■ Items from a dataset
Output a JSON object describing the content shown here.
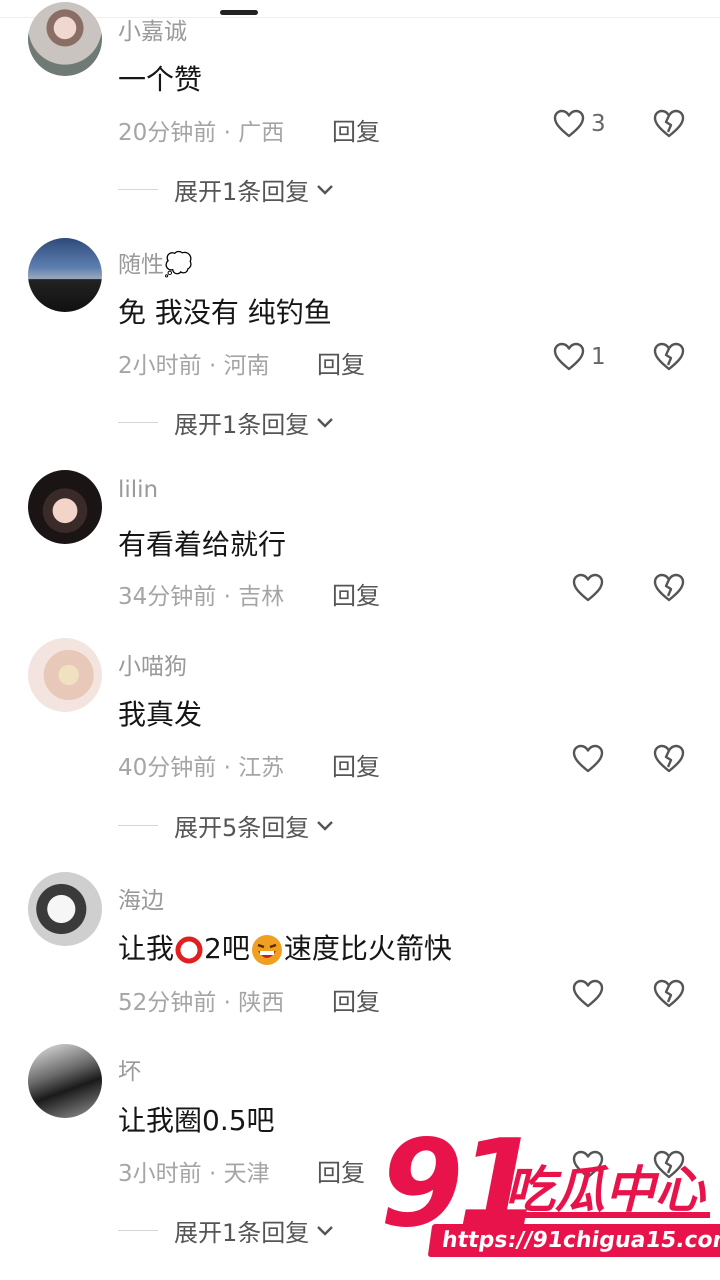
{
  "comments": [
    {
      "username": "小嘉诚",
      "content": "一个赞",
      "meta": "20分钟前 · 广西",
      "reply": "回复",
      "likes": "3",
      "expand": "展开1条回复"
    },
    {
      "username": "随性💭",
      "content": "免 我没有 纯钓鱼",
      "meta": "2小时前 · 河南",
      "reply": "回复",
      "likes": "1",
      "expand": "展开1条回复"
    },
    {
      "username": "lilin",
      "content": "有看着给就行",
      "meta": "34分钟前 · 吉林",
      "reply": "回复",
      "likes": ""
    },
    {
      "username": "小喵狗",
      "content": "我真发",
      "meta": "40分钟前 · 江苏",
      "reply": "回复",
      "likes": "",
      "expand": "展开5条回复"
    },
    {
      "username": "海边",
      "content_a": "让我",
      "content_b": "2吧",
      "content_c": "速度比火箭快",
      "meta": "52分钟前 · 陕西",
      "reply": "回复",
      "likes": ""
    },
    {
      "username": "坏",
      "content": "让我圈0.5吧",
      "meta": "3小时前 · 天津",
      "reply": "回复",
      "likes": "",
      "expand": "展开1条回复"
    }
  ],
  "watermark": {
    "number": "91",
    "brand": "吃瓜中心",
    "url": "https://91chigua15.com"
  },
  "colors": {
    "accent": "#e8134a",
    "text": "#161616",
    "meta": "#a5a5a5"
  }
}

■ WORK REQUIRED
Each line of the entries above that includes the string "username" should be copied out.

■ EXERCISE RESULT
      "username": "小嘉诚",
      "username": "随性💭",
      "username": "lilin",
      "username": "小喵狗",
      "username": "海边",
      "username": "坏",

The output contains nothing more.